Body Language: Unspoken Communication

By Hawkeye Staff

There are about 6,912 languages around the world being taught, read, spoken and written. With so many languages circling around the globe it is inevitable that there would be miscommunication. However, one language is often overlooked and although it is not a spoken language it can be communicated to other people unconsciously – the art of body language.

Body language can be as simple as moving your hand toward your mouth or picking at your sleeves, everyday little habits, yet it gives people a better look at your character or your mood.

Some of the most overlooked body language is how people use their legs and their posture. Even though the legs can often be overlooked, they  the exclamation point in a conversation or when hanging out in a group. Mostly they show whether a person is open and comfortable with the people around them or if they are negative and uncertain. Sometimes the legs can even reveal if a person is actually focusing or if they are daydreaming. For example, as Matthew McKay states in his book “Messages: The Communication Skills Book” when a person’s feet are pointing
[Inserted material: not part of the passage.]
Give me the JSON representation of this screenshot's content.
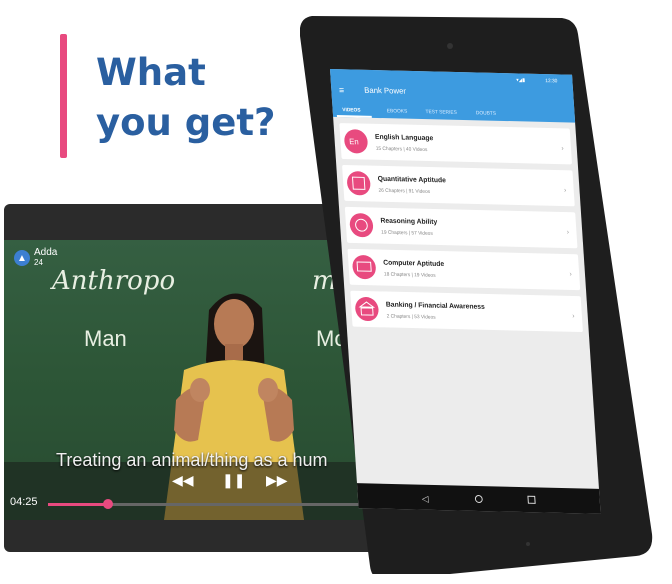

in a specific direction, that is usually where their mind is focusing. When a person is speaking with someone and are interested in what is being talked about, that person’s dominant foot is pointing toward the other person. And if the person wishes to leave the conversation, the dominate foot points away. Whereas a person stands near someone and their feet are set firmly and far apart, they are showing that they are aggressive in nature, and usually dominate. When someone is sitting down or standing up and they are crossing their legs, it shows that they are submissive, defensive or close minded. The most common use of legs are when people are shaking or twitching their foot whether they be sitting or standing. This constant state of motion in the legs usually means anxiety or impatience. Moving up on the body language scale, people notice arm or hand movement a lot more than they notice leg motions. Gregory Bateson, a famous anthropologist, stipulates in his book, “Communication: The Social Matrix of Psychiatry”, that the use of arm or hand body language is mostly used for defensive tactics that the brain subconsciously sends to our arms and hands. For example, when someone crosses their arms over their chest, it mostly means that the person feels threatened or nervous. If someone’s arms are

crossed over their chest and they are making fists with their hands, it means that they are feeling extreme hostility toward someone or something. If someone only has one arm crossing their body and holding the other arm it represents a distressful moment or that they are insecure. Interestingly enough, when two people are hugging and one begins to pat or tap the back most people see it as affection when in reality it is used when the person wants the embrace to end. Ray Birdwhistell, the founder of the study of kinesics (study of human body language), wrote that he first noticed that people use their hands a lot more when they talk about something they are passionate about or trying are to elaborate on. The hands are more broadly used than any other

body part when people are trying to convey their feelings. For example, when a person shows their palms toward another person this shows that the person is unconsciously inviting trust, and when the palms are hidden, it means that the person isn’t willing to trust the other person. If the palms are faced downward when someone is outstretching their hands, it shows that the person feels superior and dominating. The most powerful body language we perceive are the eyes; they convey our thoughts and emotions a lot more than people might think. If one is talking in a conversation and they look up and to the right then usually it means that they are embellishing or using their imagination. If the eyes go to the lower left corners of their eyes they are searching

their memory, and when a person avoids eye contact altogether ,they are showing that they are either not willing to show their emotions, or are lying. And usually when a person hears something that they do not believe, they raise their eyebrows. Cambridge University Press printed a paper called the “ Pupillary System” which asserts that the most interesting part of peoples’ eyes are the pupils because they are uncontrollable; you cannot fool people easily with them. For example, when a person feels sexually aroused or excited, their pupils will dilate; and

when they feel angry, their pupils will become smaller involuntarily. The most recognized eye movement is the wink; the wink is associated mostly with attraction and affection for a certain person. Being aware of body language can help if someone is trying to succeed in social situations such as job or college interviews, the work environment, or being introduced to a new person. Body language can be as simple as moving your hand toward your mouth or picking at your sleeves, everyday little habits, yet it gives people a better look at your character or your mood.

Body language facts

1. Pulling on ones ear usually means indecision

2. Repeatedly shifting body weight from foot to foot a

gesture that generally indicates mental and physical

discomfort.

3. When talking with someone and the persons legs are

crossed toward the person they are talking to they are

interested in the conversation or the person (does not

have to be a sexual interest.)

4. When someone touches or slightly rubs their nose

usually they are doubtful of what they are being told,

or if they are the one talking and touching or rubbing

their nose then they are most likely lying.

5. When someone is clasping their hands behind their

back, generally it is out of Anger, frustration, or

apprehension.

Source: center-for-nonverbal-studies.org